clock menu more-arrow no yes mobile

Filed under:

The State Of Boston's Pitching Hunt

We're just three weeks away from pitchers and catchers reporting, and the Red Sox are still (hopefully) on the hunt for another legitimate starting pitcher to solidify the back end of their rotation.

While options such as Paul Maholm and Hiroki Kuroda have long since gone by the wayside, a few options still remain open to the Red Sox. It's just that, as of right now, most of them aren't looking terribly promising.

There's Roy Oswalt, who seemed to top the Red Sox' list for a while, and was apparently the motivation behind the Marco Scutaro salary dump. But as much as the Sox like Oswalt, Oswalt doesn't appear to like the Sox too much. With his heart apparently set on either St. Louis or Texas, the free agent has already turned down an offer from Detroit--one which, at $10 million, is likely better than any the Sox could make.

If not Oswalt, then how about Edwin Jackson?

Well, that doesn't seem too likely either. According to Ken Rosenthal, Jackson actually does have a few multi-year offers on the table. Of course, there are plenty of teams and places where a starting pitcher wouldn't be interested in getting stuck long-term, but even if Jackson is looking to stay somewhere on a short-term deal with an eye to making a return to free agency with a better market, the Red Sox wouldn't make much sense. Much as Scott Boras knew that Fenway was the right place for Adrian Beltre to go to rebuild his value, he knows that it's the last place a pitcher should be headed if he wants to cash in big later on.

That pretty much just leaves the trade market open to Boston, with Gavin Floyd being the most popular name. While it seems like Floyd is a backup option right now, there's reason to wonder how possible any deal will be for the Sox if Oswalt and Jackson go elsewhere. Kenny Williams will know what it means if those two go elsewhere, and his asking price could rise beyond the point the Sox are willing to pay.Given the current situation with Oswalt and Jackson, it would make sense for Boston to be pushing hard right about now, but there's no indication that's the case. Given the rumors that the Sox are only offering $5 million to the free agents, he could even be out of their price range to begin with.

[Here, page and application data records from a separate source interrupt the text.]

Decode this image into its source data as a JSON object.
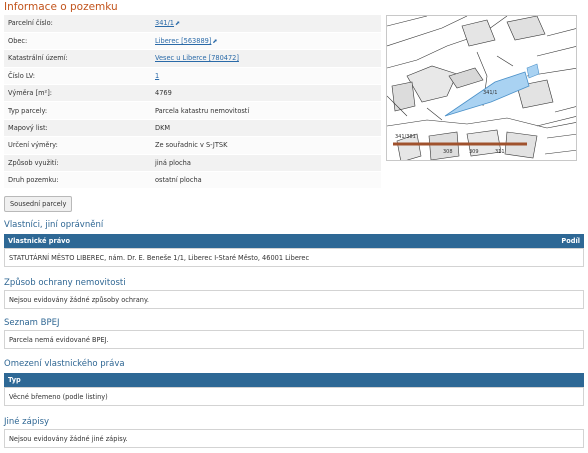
{
  "page": {
    "title": "Informace o pozemku"
  },
  "parcel_info": [
    {
      "label": "Parcelní číslo:",
      "value": "341/1",
      "link": true,
      "ext_icon": true
    },
    {
      "label": "Obec:",
      "value": "Liberec [563889]",
      "link": true,
      "ext_icon": true
    },
    {
      "label": "Katastrální území:",
      "value": "Vesec u Liberce [780472]",
      "link": true,
      "ext_icon": false
    },
    {
      "label": "Číslo LV:",
      "value": "1",
      "link": true,
      "ext_icon": false
    },
    {
      "label": "Výměra [m²]:",
      "value": "4769",
      "link": false,
      "ext_icon": false
    },
    {
      "label": "Typ parcely:",
      "value": "Parcela katastru nemovitostí",
      "link": false,
      "ext_icon": false
    },
    {
      "label": "Mapový list:",
      "value": "DKM",
      "link": false,
      "ext_icon": false
    },
    {
      "label": "Určení výměry:",
      "value": "Ze souřadnic v S-JTSK",
      "link": false,
      "ext_icon": false
    },
    {
      "label": "Způsob využití:",
      "value": "jiná plocha",
      "link": false,
      "ext_icon": false
    },
    {
      "label": "Druh pozemku:",
      "value": "ostatní plocha",
      "link": false,
      "ext_icon": false
    }
  ],
  "map": {
    "labels": [
      "341/1",
      "341/381",
      "308",
      "309",
      "311"
    ],
    "highlight_color": "#a9d2f2",
    "scale_color": "#a0522d"
  },
  "buttons": {
    "neighbors": "Sousední parcely"
  },
  "ownership": {
    "title": "Vlastníci, jiní oprávnění",
    "col_owner": "Vlastnické právo",
    "col_share": "Podíl",
    "owner": "STATUTÁRNÍ MĚSTO LIBEREC, nám. Dr. E. Beneše 1/1, Liberec I-Staré Město, 46001 Liberec"
  },
  "protection": {
    "title": "Způsob ochrany nemovitosti",
    "text": "Nejsou evidovány žádné způsoby ochrany."
  },
  "bpej": {
    "title": "Seznam BPEJ",
    "text": "Parcela nemá evidované BPEJ."
  },
  "restrictions": {
    "title": "Omezení vlastnického práva",
    "col_type": "Typ",
    "text": "Věcné břemeno (podle listiny)"
  },
  "other": {
    "title": "Jiné zápisy",
    "text": "Nejsou evidovány žádné jiné zápisy."
  }
}
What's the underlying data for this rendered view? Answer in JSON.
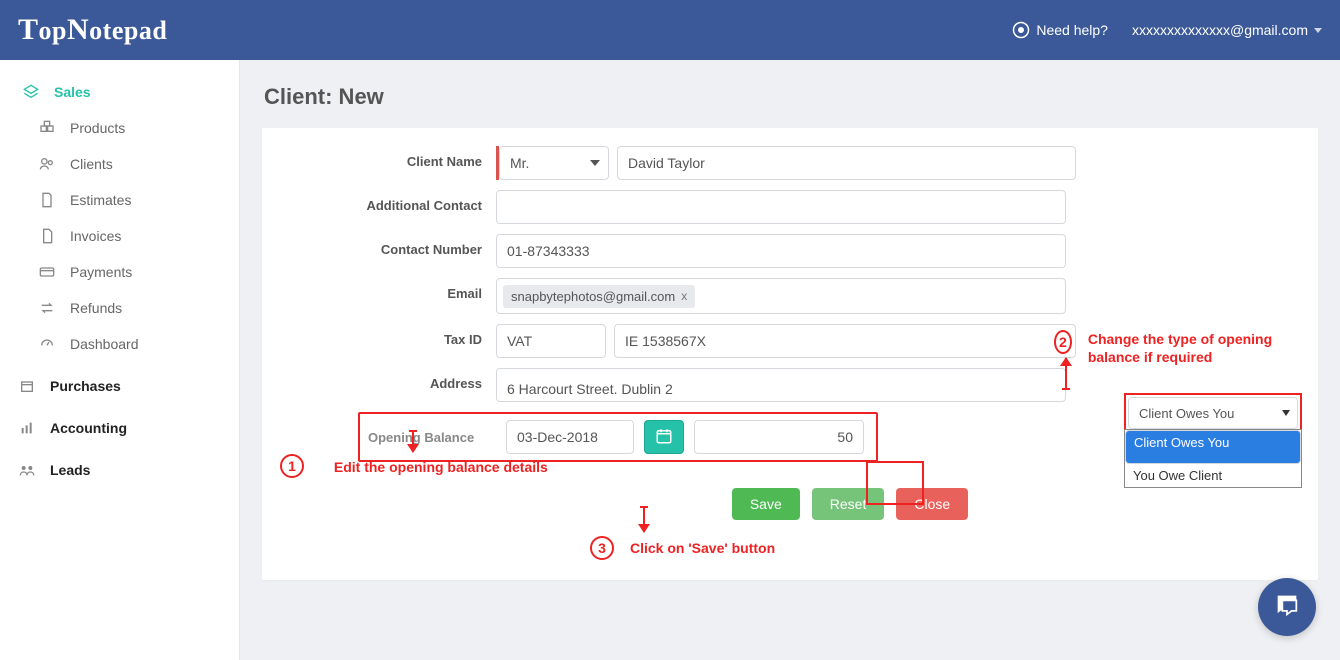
{
  "header": {
    "logo_html": "TopNotepad",
    "need_help": "Need help?",
    "email": "xxxxxxxxxxxxxx@gmail.com"
  },
  "sidebar": {
    "sales": "Sales",
    "products": "Products",
    "clients": "Clients",
    "estimates": "Estimates",
    "invoices": "Invoices",
    "payments": "Payments",
    "refunds": "Refunds",
    "dashboard": "Dashboard",
    "purchases": "Purchases",
    "accounting": "Accounting",
    "leads": "Leads"
  },
  "page": {
    "title": "Client: New"
  },
  "form": {
    "client_name_label": "Client Name",
    "title_value": "Mr.",
    "name_value": "David Taylor",
    "additional_contact_label": "Additional Contact",
    "additional_contact_value": "",
    "contact_number_label": "Contact Number",
    "contact_number_value": "01-87343333",
    "email_label": "Email",
    "email_chip": "snapbytephotos@gmail.com",
    "email_chip_x": "x",
    "tax_id_label": "Tax ID",
    "tax_type_value": "VAT",
    "tax_val_value": "IE 1538567X",
    "address_label": "Address",
    "address_value": "6 Harcourt Street. Dublin 2",
    "opening_balance_label": "Opening Balance",
    "ob_date": "03-Dec-2018",
    "ob_amount": "50",
    "ob_type": "Client Owes You",
    "ob_option1": "Client Owes You",
    "ob_option2": "You Owe Client"
  },
  "buttons": {
    "save": "Save",
    "reset": "Reset",
    "close": "Close"
  },
  "annotations": {
    "n1": "1",
    "t1": "Edit the opening balance details",
    "n2": "2",
    "t2": "Change the type of opening balance if required",
    "n3": "3",
    "t3": "Click on 'Save' button"
  }
}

There is one ray of hope, however. As Matt mentioned earlier today, Bud Selig has taken over the Theo Epstein compensation talks, and according to Nick Cafardo at least one AL GM is expecting a significant return for the Sox. I'm not saying we should expect Matt Garza to be left outside Fenway wrapped up with a bow, but it's possible that this gives them the leverage they need to pull off a deal at a reduced cost, or to pick up someone like a Randy Wells. It's hardly a sure thing, but at this point it would be foolish to leave any stone unturned.